PROVIDED DATA -
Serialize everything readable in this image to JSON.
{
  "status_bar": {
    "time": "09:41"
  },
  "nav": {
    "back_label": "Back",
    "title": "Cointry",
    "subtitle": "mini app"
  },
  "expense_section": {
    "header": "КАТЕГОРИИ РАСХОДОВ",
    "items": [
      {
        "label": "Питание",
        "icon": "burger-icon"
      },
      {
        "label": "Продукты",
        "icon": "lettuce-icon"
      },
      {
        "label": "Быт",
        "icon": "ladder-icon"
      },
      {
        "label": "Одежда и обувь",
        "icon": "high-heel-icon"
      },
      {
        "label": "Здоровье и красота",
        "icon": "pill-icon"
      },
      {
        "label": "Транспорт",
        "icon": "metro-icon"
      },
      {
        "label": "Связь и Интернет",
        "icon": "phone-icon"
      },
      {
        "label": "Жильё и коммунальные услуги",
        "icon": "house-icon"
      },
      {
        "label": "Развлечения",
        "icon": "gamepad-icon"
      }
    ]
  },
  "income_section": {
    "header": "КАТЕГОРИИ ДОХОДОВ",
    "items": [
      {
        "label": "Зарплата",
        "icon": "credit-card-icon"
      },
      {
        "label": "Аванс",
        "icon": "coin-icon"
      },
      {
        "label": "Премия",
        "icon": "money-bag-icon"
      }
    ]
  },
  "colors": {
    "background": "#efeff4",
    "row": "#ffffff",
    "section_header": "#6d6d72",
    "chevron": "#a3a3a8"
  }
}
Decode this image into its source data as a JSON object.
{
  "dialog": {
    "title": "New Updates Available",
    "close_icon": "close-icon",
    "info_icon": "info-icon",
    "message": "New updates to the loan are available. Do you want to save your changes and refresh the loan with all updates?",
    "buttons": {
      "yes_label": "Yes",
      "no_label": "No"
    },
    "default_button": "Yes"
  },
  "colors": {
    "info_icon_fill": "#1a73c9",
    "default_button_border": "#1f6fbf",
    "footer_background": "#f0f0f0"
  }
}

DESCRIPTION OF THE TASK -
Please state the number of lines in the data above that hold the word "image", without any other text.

EXERCISE ANSWER -
2